Here are some of my favorites
Availability cascade A self-reinforcing process in which a collective belief gains more and more plausibility through its increasing repetition in public discourse (or “repeat something long enough and it will become true”)
Bias blind spot The tendency to see oneself as less biased than other people, or to be able to identify more cognitive biases in others than in oneself.
Confirmation bias The tendency to search for, interpret, focus on and remember information in a way that confirms one’s preconceptions.
Endowment effect The fact that people often demand much more to give up an object than they would be willing to pay to acquire it.
IKEA effect The tendency for people to place a disproportionately high value on objects that they partially assembled themselves, such as furniture from IKEA, regardless of the quality of the end result.
Information bias The tendency to seek information even when it cannot affect action.
Dunning–Kruger effect An effect in which incompetent people fail to realise they are incompetent because they lack the skill to distinguish between competence and incompetence. Actual competence may weaken self-confidence, as competent individuals may falsely assume that others have an equivalent understanding.
This is Yoruk Ali Efe. We visited the house where he lived. Major figure in the Turkish War of Independence. In this part of Turkey you see almost as many representations of Efe as of Ataturk, and one is rarely not in sight of a picture or statue of Ataturk. They put up a statue of Efe in Aydin and there was unrest because it failed to show him with a mustache. They had to take it down and redo it. Little statues of him are sold in souvenir shops. This one was at the registration desk of the very posh hotel we stayed at near Patara.

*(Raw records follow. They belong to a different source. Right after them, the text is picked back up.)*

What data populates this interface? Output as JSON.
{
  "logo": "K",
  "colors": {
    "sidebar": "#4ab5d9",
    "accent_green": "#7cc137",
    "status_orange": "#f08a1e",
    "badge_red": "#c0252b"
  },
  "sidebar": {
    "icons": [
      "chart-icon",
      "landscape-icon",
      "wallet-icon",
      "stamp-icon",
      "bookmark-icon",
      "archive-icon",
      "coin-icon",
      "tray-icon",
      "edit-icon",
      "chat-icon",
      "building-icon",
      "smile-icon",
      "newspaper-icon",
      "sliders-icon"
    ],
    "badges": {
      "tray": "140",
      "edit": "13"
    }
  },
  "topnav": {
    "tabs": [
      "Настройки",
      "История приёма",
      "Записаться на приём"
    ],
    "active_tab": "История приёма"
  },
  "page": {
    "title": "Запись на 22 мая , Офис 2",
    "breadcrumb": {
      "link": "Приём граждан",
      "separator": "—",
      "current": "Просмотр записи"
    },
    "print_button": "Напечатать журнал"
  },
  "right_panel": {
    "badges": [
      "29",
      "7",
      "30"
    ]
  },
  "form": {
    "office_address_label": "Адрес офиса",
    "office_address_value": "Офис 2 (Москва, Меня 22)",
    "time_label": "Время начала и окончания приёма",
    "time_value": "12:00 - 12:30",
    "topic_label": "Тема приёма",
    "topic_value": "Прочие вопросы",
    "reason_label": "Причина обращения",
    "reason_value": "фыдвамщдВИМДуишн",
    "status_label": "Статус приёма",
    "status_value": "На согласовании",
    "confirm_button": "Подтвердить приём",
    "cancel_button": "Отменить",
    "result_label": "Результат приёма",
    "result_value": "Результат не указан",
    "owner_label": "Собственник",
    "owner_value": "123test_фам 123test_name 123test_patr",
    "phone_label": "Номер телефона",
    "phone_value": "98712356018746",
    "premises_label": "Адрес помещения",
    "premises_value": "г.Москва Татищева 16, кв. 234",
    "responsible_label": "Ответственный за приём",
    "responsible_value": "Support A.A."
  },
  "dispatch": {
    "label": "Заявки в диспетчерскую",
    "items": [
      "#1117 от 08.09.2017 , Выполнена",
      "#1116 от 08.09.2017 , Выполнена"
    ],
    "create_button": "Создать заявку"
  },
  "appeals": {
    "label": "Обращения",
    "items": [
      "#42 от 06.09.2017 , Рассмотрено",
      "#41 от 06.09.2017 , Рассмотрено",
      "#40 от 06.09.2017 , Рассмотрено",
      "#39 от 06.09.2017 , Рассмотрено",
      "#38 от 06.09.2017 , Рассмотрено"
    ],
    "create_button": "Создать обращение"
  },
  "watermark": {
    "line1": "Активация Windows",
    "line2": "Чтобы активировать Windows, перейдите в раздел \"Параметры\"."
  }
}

This is a post that ran on Lifehacker, a few years ago to my immense satisfaction. The system works great. I added an Airport Express device that makes it all “wireless”, ie without having to physically connect the computer. Marion very correctly thinks that word “wireless” is a misnomer. Looking at a wireless speaker that needed to be plugged in, and referring to system as a whole, she said, “What do you mean wireless? Theres wires everywhere!” And so there are.
I rarely read comments, and don’t have them yet for this site, my theory being anyone who might see this has my cell number, but I that I noticed this about the comments on Lifehacker: the more technically informed the commenter, the less the setup, which is brain-dead simple in its operation, was understood. My favorite comment, “Get this guy a beer!!”